Q.40. What is a master-slave flip-flop?
Ans. A master-slave flip-flop is a cascade of two flip-flops in which the first one responds to the data inputs when the clock is high, whereas the second one responds to the outputs of the first one when the clock is low. Thus the final outputs change only when the clock is low when the data inputs are not effective.
Thus the race around condition gets eliminated in this. The first flip-flop is known as the master and the second as the slave.
Q.41. Why are master-slave flip-flops called pulse-triggered flip-flops?

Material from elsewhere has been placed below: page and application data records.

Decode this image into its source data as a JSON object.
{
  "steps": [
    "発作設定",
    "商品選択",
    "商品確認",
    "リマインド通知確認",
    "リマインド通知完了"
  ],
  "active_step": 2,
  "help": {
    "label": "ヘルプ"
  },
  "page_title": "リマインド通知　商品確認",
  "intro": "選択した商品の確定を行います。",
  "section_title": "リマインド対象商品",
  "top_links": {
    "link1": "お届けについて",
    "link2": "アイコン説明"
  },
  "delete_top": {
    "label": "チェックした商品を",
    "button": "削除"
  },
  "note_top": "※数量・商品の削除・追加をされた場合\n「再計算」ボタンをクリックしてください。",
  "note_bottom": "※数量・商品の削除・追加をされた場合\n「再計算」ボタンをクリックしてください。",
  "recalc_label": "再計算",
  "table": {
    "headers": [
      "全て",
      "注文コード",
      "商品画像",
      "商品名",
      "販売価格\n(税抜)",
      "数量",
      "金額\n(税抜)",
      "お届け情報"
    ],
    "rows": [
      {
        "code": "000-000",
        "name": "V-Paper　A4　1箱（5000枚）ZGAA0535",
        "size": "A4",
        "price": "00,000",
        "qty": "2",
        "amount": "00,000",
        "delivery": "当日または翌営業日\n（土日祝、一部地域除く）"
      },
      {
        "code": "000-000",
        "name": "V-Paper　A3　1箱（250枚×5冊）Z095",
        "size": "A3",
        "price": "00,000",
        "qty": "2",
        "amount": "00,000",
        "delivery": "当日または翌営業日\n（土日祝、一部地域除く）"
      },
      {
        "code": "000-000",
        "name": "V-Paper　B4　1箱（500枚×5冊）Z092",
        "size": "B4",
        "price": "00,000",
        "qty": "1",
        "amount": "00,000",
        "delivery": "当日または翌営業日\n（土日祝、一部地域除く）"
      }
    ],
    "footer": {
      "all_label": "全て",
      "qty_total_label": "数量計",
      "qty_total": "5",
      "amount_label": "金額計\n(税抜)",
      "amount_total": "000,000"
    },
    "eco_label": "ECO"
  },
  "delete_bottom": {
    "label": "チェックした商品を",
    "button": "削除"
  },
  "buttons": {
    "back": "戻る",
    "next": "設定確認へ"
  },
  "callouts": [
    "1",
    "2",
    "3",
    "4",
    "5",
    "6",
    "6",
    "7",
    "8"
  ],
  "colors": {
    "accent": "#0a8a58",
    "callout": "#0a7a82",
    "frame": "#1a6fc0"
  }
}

Ans. Master-slave flip-flops are called pulse-triggered flip-flops because the length of the time required for its output to change state equals the width of one (clock) pulse.
Q.42. Differentiate between edge-triggered and master-slave flip-flops.
Ans. In edge-triggered flip-flops, only a positive or negative edge is required for triggering, whereas in the case of master-slave flip-flops both a positive and a negative edge are required for triggering.
Q.43. What are data lock-out flip-flops?
Ans. Data lock-out flip-flops are nothing but master-slave flip-flops in which the master is an edge-triggered flip-flop.
Q.44. What is a trigger?
Ans. A momentary change of signal level and return to the initial level is referred to as a trigger.
Q.45. What do you mean by excitations?
Ans. The inputs to the flip-flops are called excitations.
Q.46. What is an excitation table?
Ans. An excitation table is a table that lists the inputs required to be applied to the flip-flop to take it from the given present state to the required next state.